> _Data records_
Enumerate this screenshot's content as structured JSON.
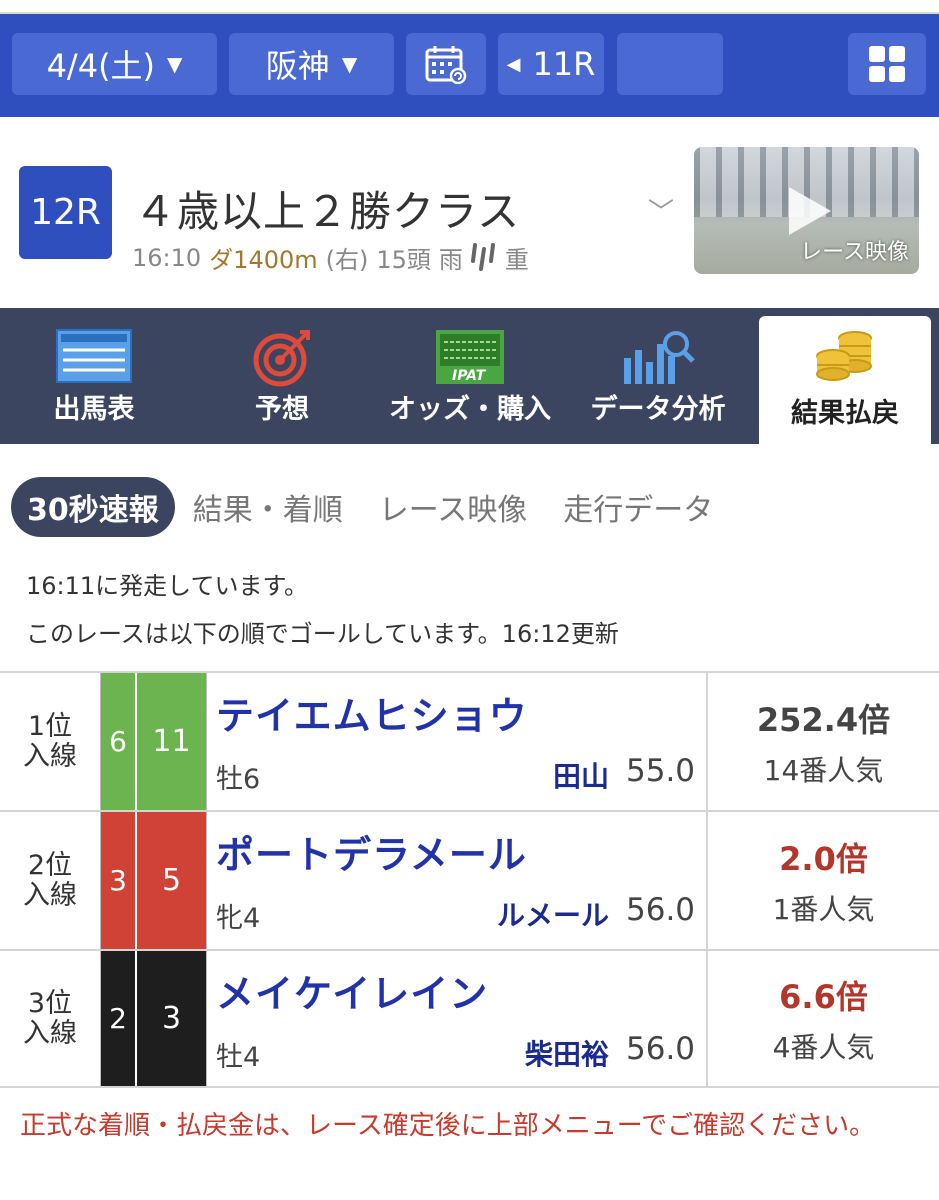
{
  "topbar": {
    "date": "4/4(土)",
    "venue": "阪神",
    "prev_race": "11R",
    "next_race": ""
  },
  "race": {
    "number": "12R",
    "title": "４歳以上２勝クラス",
    "time": "16:10",
    "distance": "ダ1400m",
    "direction": "(右)",
    "runners": "15頭",
    "weather": "雨",
    "track_condition": "重",
    "video_label": "レース映像"
  },
  "nav": {
    "items": [
      {
        "label": "出馬表",
        "icon": "entry-list-icon"
      },
      {
        "label": "予想",
        "icon": "target-icon"
      },
      {
        "label": "オッズ・購入",
        "icon": "ipat-icon"
      },
      {
        "label": "データ分析",
        "icon": "analysis-icon"
      },
      {
        "label": "結果払戻",
        "icon": "coins-icon"
      }
    ],
    "active_index": 4
  },
  "subtabs": [
    "30秒速報",
    "結果・着順",
    "レース映像",
    "走行データ"
  ],
  "info": {
    "start_text": "16:11に発走しています。",
    "goal_text": "このレースは以下の順でゴールしています。16:12更新"
  },
  "results": [
    {
      "rank_line1": "1位",
      "rank_line2": "入線",
      "waku": "6",
      "waku_color": "#6bb44f",
      "umaban": "11",
      "horse": "テイエムヒショウ",
      "sexage": "牡6",
      "jockey": "田山",
      "weight": "55.0",
      "odds": "252.4倍",
      "odds_hot": false,
      "popularity": "14番人気"
    },
    {
      "rank_line1": "2位",
      "rank_line2": "入線",
      "waku": "3",
      "waku_color": "#cf4235",
      "umaban": "5",
      "horse": "ポートデラメール",
      "sexage": "牝4",
      "jockey": "ルメール",
      "weight": "56.0",
      "odds": "2.0倍",
      "odds_hot": true,
      "popularity": "1番人気"
    },
    {
      "rank_line1": "3位",
      "rank_line2": "入線",
      "waku": "2",
      "waku_color": "#1e1e1e",
      "umaban": "3",
      "horse": "メイケイレイン",
      "sexage": "牡4",
      "jockey": "柴田裕",
      "weight": "56.0",
      "odds": "6.6倍",
      "odds_hot": true,
      "popularity": "4番人気"
    }
  ],
  "note": "正式な着順・払戻金は、レース確定後に上部メニューでご確認ください。",
  "colors": {
    "brand_blue": "#2f4fbf",
    "nav_dark": "#3b4560",
    "horse_name": "#2233aa",
    "hot_odds": "#b3362b",
    "notice": "#c93a2c"
  }
}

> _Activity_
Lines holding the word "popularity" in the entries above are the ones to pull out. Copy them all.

> _Completed exercise_
      "popularity": "14番人気"
      "popularity": "1番人気"
      "popularity": "4番人気"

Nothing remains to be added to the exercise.